/---

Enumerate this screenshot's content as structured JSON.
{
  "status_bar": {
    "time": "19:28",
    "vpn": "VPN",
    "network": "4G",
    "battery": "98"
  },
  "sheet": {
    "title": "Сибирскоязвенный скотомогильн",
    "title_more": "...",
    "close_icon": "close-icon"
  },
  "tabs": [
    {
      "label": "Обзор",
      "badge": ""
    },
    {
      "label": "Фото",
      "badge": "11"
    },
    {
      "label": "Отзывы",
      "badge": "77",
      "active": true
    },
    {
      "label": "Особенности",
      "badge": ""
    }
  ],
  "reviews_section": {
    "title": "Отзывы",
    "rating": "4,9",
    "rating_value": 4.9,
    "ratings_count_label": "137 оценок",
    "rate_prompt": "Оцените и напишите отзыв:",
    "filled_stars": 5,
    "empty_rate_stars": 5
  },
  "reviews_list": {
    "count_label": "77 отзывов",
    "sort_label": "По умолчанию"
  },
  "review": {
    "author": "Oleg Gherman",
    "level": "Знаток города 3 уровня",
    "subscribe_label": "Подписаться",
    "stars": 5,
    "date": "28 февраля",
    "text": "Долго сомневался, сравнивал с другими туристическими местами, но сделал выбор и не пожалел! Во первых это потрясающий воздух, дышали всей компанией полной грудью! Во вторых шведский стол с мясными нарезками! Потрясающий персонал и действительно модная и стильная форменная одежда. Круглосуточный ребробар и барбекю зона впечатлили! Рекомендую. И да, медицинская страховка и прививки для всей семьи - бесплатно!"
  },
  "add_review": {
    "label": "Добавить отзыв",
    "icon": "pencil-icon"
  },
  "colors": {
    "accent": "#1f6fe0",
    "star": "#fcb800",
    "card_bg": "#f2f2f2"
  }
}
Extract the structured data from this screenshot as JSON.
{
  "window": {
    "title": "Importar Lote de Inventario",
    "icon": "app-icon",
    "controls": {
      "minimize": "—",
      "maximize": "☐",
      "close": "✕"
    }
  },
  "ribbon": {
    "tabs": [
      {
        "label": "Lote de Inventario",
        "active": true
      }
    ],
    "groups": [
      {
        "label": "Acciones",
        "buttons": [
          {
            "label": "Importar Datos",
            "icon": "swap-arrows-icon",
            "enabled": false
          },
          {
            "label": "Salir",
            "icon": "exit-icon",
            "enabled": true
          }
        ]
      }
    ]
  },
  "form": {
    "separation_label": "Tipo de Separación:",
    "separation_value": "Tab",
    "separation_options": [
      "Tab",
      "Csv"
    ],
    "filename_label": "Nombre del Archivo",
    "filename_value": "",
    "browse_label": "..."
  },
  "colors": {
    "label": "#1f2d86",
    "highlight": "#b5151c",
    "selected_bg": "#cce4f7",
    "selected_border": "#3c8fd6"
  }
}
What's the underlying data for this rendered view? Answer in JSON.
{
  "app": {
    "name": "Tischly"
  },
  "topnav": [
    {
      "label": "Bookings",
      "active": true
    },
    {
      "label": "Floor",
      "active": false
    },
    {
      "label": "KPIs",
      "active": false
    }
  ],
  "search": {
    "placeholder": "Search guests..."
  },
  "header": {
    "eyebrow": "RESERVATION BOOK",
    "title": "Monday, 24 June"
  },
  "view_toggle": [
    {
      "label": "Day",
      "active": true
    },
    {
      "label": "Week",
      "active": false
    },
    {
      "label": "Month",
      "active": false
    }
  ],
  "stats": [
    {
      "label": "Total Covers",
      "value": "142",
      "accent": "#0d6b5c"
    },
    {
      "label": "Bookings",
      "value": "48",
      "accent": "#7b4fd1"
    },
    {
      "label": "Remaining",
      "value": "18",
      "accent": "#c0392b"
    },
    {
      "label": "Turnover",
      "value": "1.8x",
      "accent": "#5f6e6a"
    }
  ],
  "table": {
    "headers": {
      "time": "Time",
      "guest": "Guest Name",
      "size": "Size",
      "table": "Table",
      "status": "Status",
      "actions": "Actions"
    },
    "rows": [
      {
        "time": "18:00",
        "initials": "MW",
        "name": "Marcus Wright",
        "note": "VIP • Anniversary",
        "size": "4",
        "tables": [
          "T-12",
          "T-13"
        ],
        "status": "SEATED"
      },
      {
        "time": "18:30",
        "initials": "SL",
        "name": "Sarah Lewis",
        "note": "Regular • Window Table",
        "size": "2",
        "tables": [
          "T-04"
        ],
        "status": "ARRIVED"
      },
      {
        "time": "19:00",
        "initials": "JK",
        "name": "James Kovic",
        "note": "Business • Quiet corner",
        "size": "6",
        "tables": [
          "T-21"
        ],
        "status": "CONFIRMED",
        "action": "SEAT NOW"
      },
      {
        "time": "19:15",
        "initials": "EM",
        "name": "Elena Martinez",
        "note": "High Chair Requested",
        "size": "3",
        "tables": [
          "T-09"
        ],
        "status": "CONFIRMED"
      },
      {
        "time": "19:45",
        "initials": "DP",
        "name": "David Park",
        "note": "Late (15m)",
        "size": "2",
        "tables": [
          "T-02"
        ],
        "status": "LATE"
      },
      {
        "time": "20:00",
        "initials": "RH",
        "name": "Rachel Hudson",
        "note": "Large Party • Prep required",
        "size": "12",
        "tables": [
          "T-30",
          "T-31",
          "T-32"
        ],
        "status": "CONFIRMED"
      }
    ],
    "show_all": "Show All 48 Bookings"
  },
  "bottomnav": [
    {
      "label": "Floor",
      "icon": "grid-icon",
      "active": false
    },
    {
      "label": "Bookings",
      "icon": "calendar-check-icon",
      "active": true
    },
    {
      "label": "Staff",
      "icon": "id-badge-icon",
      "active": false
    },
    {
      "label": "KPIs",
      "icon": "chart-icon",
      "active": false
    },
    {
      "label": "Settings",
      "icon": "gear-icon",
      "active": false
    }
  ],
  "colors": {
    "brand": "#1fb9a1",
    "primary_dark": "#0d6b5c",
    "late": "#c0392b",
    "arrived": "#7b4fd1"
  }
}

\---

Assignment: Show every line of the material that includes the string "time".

Response to the task:
    "time": "19:28",
      "time": "Time",
        "time": "18:00",
        "time": "18:30",
        "time": "19:00",
        "time": "19:15",
        "time": "19:45",
        "time": "20:00",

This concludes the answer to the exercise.